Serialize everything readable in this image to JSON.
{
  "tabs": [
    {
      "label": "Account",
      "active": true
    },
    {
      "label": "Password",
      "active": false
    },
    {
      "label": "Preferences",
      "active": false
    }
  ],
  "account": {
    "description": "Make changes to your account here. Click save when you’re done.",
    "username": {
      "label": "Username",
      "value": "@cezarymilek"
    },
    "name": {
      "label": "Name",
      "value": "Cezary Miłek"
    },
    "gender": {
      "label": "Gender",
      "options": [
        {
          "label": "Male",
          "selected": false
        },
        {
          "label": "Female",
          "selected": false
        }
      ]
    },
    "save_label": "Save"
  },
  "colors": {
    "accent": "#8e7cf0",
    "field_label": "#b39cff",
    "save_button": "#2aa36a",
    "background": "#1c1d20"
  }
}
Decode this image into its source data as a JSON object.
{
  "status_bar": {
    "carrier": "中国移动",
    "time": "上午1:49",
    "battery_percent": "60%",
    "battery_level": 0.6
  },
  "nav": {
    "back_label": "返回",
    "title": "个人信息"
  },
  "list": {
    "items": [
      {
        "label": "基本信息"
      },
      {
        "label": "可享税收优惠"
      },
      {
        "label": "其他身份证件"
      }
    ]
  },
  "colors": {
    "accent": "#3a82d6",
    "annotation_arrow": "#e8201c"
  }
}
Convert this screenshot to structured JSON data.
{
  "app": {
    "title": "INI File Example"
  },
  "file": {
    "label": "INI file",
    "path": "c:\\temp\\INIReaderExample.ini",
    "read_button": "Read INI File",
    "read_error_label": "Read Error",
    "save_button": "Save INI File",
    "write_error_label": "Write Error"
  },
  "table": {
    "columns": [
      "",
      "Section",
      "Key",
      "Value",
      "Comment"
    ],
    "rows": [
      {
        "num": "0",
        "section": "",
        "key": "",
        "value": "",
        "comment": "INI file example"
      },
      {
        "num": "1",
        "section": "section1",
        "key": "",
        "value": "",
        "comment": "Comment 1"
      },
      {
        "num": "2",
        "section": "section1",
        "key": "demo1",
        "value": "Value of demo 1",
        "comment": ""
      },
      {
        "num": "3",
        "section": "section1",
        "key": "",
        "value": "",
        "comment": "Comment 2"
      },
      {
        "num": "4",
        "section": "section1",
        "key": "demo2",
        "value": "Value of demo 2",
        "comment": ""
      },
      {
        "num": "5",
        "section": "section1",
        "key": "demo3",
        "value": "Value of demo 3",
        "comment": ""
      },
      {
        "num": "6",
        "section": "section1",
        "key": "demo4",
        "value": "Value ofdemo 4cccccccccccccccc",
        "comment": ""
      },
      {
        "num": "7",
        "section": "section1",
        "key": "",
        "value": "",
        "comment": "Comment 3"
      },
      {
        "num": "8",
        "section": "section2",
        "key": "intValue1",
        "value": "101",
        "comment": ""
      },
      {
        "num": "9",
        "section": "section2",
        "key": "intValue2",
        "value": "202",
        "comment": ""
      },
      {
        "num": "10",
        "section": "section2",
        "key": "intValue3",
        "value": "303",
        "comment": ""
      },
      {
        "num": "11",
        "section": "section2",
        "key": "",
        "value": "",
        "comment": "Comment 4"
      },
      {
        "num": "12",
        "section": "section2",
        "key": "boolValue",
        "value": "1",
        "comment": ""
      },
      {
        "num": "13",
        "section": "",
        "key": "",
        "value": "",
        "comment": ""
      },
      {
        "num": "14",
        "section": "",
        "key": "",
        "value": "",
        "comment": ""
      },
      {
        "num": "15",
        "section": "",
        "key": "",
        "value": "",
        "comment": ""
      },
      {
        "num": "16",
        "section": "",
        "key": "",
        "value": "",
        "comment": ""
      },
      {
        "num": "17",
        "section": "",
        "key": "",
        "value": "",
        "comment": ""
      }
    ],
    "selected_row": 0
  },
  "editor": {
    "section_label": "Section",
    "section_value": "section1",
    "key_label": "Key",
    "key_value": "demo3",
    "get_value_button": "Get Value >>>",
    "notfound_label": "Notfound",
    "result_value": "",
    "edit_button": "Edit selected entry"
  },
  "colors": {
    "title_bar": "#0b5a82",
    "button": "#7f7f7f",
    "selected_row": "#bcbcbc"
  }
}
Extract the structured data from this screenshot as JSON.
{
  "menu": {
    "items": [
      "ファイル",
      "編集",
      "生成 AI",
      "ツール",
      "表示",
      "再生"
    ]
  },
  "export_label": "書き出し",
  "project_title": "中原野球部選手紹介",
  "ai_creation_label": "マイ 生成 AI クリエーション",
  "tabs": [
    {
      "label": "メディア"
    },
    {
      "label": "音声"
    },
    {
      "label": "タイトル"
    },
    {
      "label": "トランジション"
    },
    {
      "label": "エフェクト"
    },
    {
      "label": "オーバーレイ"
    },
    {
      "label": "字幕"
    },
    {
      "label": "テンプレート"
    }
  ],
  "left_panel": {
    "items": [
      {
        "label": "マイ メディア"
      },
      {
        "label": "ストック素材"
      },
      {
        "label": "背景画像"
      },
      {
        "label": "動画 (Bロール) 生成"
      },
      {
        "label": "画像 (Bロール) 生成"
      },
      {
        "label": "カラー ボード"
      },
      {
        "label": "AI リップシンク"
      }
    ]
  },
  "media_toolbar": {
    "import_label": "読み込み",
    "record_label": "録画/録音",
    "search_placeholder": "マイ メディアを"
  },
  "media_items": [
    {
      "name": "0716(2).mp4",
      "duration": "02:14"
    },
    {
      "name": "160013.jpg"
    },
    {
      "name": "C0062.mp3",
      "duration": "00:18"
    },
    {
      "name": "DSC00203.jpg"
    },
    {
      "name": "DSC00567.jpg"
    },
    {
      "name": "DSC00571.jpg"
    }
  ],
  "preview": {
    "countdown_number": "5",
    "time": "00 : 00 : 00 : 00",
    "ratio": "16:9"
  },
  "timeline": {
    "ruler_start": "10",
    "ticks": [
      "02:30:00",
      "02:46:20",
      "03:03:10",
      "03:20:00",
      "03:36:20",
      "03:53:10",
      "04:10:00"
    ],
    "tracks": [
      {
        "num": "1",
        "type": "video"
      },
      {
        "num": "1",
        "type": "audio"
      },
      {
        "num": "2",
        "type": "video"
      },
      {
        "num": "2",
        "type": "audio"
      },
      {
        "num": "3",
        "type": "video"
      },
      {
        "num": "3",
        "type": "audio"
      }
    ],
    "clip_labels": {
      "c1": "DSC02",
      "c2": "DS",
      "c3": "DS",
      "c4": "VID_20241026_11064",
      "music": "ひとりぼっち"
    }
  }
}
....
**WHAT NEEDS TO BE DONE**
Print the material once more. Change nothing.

**RESPONSE TO THIS TASK**
Serialize everything readable in this image to JSON.
{
  "tabs": [
    {
      "label": "Account",
      "active": true
    },
    {
      "label": "Password",
      "active": false
    },
    {
      "label": "Preferences",
      "active": false
    }
  ],
  "account": {
    "description": "Make changes to your account here. Click save when you’re done.",
    "username": {
      "label": "Username",
      "value": "@cezarymilek"
    },
    "name": {
      "label": "Name",
      "value": "Cezary Miłek"
    },
    "gender": {
      "label": "Gender",
      "options": [
        {
          "label": "Male",
          "selected": false
        },
        {
          "label": "Female",
          "selected": false
        }
      ]
    },
    "save_label": "Save"
  },
  "colors": {
    "accent": "#8e7cf0",
    "field_label": "#b39cff",
    "save_button": "#2aa36a",
    "background": "#1c1d20"
  }
}
Decode this image into its source data as a JSON object.
{
  "status_bar": {
    "carrier": "中国移动",
    "time": "上午1:49",
    "battery_percent": "60%",
    "battery_level": 0.6
  },
  "nav": {
    "back_label": "返回",
    "title": "个人信息"
  },
  "list": {
    "items": [
      {
        "label": "基本信息"
      },
      {
        "label": "可享税收优惠"
      },
      {
        "label": "其他身份证件"
      }
    ]
  },
  "colors": {
    "accent": "#3a82d6",
    "annotation_arrow": "#e8201c"
  }
}
Convert this screenshot to structured JSON data.
{
  "app": {
    "title": "INI File Example"
  },
  "file": {
    "label": "INI file",
    "path": "c:\\temp\\INIReaderExample.ini",
    "read_button": "Read INI File",
    "read_error_label": "Read Error",
    "save_button": "Save INI File",
    "write_error_label": "Write Error"
  },
  "table": {
    "columns": [
      "",
      "Section",
      "Key",
      "Value",
      "Comment"
    ],
    "rows": [
      {
        "num": "0",
        "section": "",
        "key": "",
        "value": "",
        "comment": "INI file example"
      },
      {
        "num": "1",
        "section": "section1",
        "key": "",
        "value": "",
        "comment": "Comment 1"
      },
      {
        "num": "2",
        "section": "section1",
        "key": "demo1",
        "value": "Value of demo 1",
        "comment": ""
      },
      {
        "num": "3",
        "section": "section1",
        "key": "",
        "value": "",
        "comment": "Comment 2"
      },
      {
        "num": "4",
        "section": "section1",
        "key": "demo2",
        "value": "Value of demo 2",
        "comment": ""
      },
      {
        "num": "5",
        "section": "section1",
        "key": "demo3",
        "value": "Value of demo 3",
        "comment": ""
      },
      {
        "num": "6",
        "section": "section1",
        "key": "demo4",
        "value": "Value ofdemo 4cccccccccccccccc",
        "comment": ""
      },
      {
        "num": "7",
        "section": "section1",
        "key": "",
        "value": "",
        "comment": "Comment 3"
      },
      {
        "num": "8",
        "section": "section2",
        "key": "intValue1",
        "value": "101",
        "comment": ""
      },
      {
        "num": "9",
        "section": "section2",
        "key": "intValue2",
        "value": "202",
        "comment": ""
      },
      {
        "num": "10",
        "section": "section2",
        "key": "intValue3",
        "value": "303",
        "comment": ""
      },
      {
        "num": "11",
        "section": "section2",
        "key": "",
        "value": "",
        "comment": "Comment 4"
      },
      {
        "num": "12",
        "section": "section2",
        "key": "boolValue",
        "value": "1",
        "comment": ""
      },
      {
        "num": "13",
        "section": "",
        "key": "",
        "value": "",
        "comment": ""
      },
      {
        "num": "14",
        "section": "",
        "key": "",
        "value": "",
        "comment": ""
      },
      {
        "num": "15",
        "section": "",
        "key": "",
        "value": "",
        "comment": ""
      },
      {
        "num": "16",
        "section": "",
        "key": "",
        "value": "",
        "comment": ""
      },
      {
        "num": "17",
        "section": "",
        "key": "",
        "value": "",
        "comment": ""
      }
    ],
    "selected_row": 0
  },
  "editor": {
    "section_label": "Section",
    "section_value": "section1",
    "key_label": "Key",
    "key_value": "demo3",
    "get_value_button": "Get Value >>>",
    "notfound_label": "Notfound",
    "result_value": "",
    "edit_button": "Edit selected entry"
  },
  "colors": {
    "title_bar": "#0b5a82",
    "button": "#7f7f7f",
    "selected_row": "#bcbcbc"
  }
}
Extract the structured data from this screenshot as JSON.
{
  "menu": {
    "items": [
      "ファイル",
      "編集",
      "生成 AI",
      "ツール",
      "表示",
      "再生"
    ]
  },
  "export_label": "書き出し",
  "project_title": "中原野球部選手紹介",
  "ai_creation_label": "マイ 生成 AI クリエーション",
  "tabs": [
    {
      "label": "メディア"
    },
    {
      "label": "音声"
    },
    {
      "label": "タイトル"
    },
    {
      "label": "トランジション"
    },
    {
      "label": "エフェクト"
    },
    {
      "label": "オーバーレイ"
    },
    {
      "label": "字幕"
    },
    {
      "label": "テンプレート"
    }
  ],
  "left_panel": {
    "items": [
      {
        "label": "マイ メディア"
      },
      {
        "label": "ストック素材"
      },
      {
        "label": "背景画像"
      },
      {
        "label": "動画 (Bロール) 生成"
      },
      {
        "label": "画像 (Bロール) 生成"
      },
      {
        "label": "カラー ボード"
      },
      {
        "label": "AI リップシンク"
      }
    ]
  },
  "media_toolbar": {
    "import_label": "読み込み",
    "record_label": "録画/録音",
    "search_placeholder": "マイ メディアを"
  },
  "media_items": [
    {
      "name": "0716(2).mp4",
      "duration": "02:14"
    },
    {
      "name": "160013.jpg"
    },
    {
      "name": "C0062.mp3",
      "duration": "00:18"
    },
    {
      "name": "DSC00203.jpg"
    },
    {
      "name": "DSC00567.jpg"
    },
    {
      "name": "DSC00571.jpg"
    }
  ],
  "preview": {
    "countdown_number": "5",
    "time": "00 : 00 : 00 : 00",
    "ratio": "16:9"
  },
  "timeline": {
    "ruler_start": "10",
    "ticks": [
      "02:30:00",
      "02:46:20",
      "03:03:10",
      "03:20:00",
      "03:36:20",
      "03:53:10",
      "04:10:00"
    ],
    "tracks": [
      {
        "num": "1",
        "type": "video"
      },
      {
        "num": "1",
        "type": "audio"
      },
      {
        "num": "2",
        "type": "video"
      },
      {
        "num": "2",
        "type": "audio"
      },
      {
        "num": "3",
        "type": "video"
      },
      {
        "num": "3",
        "type": "audio"
      }
    ],
    "clip_labels": {
      "c1": "DSC02",
      "c2": "DS",
      "c3": "DS",
      "c4": "VID_20241026_11064",
      "music": "ひとりぼっち"
    }
  }
}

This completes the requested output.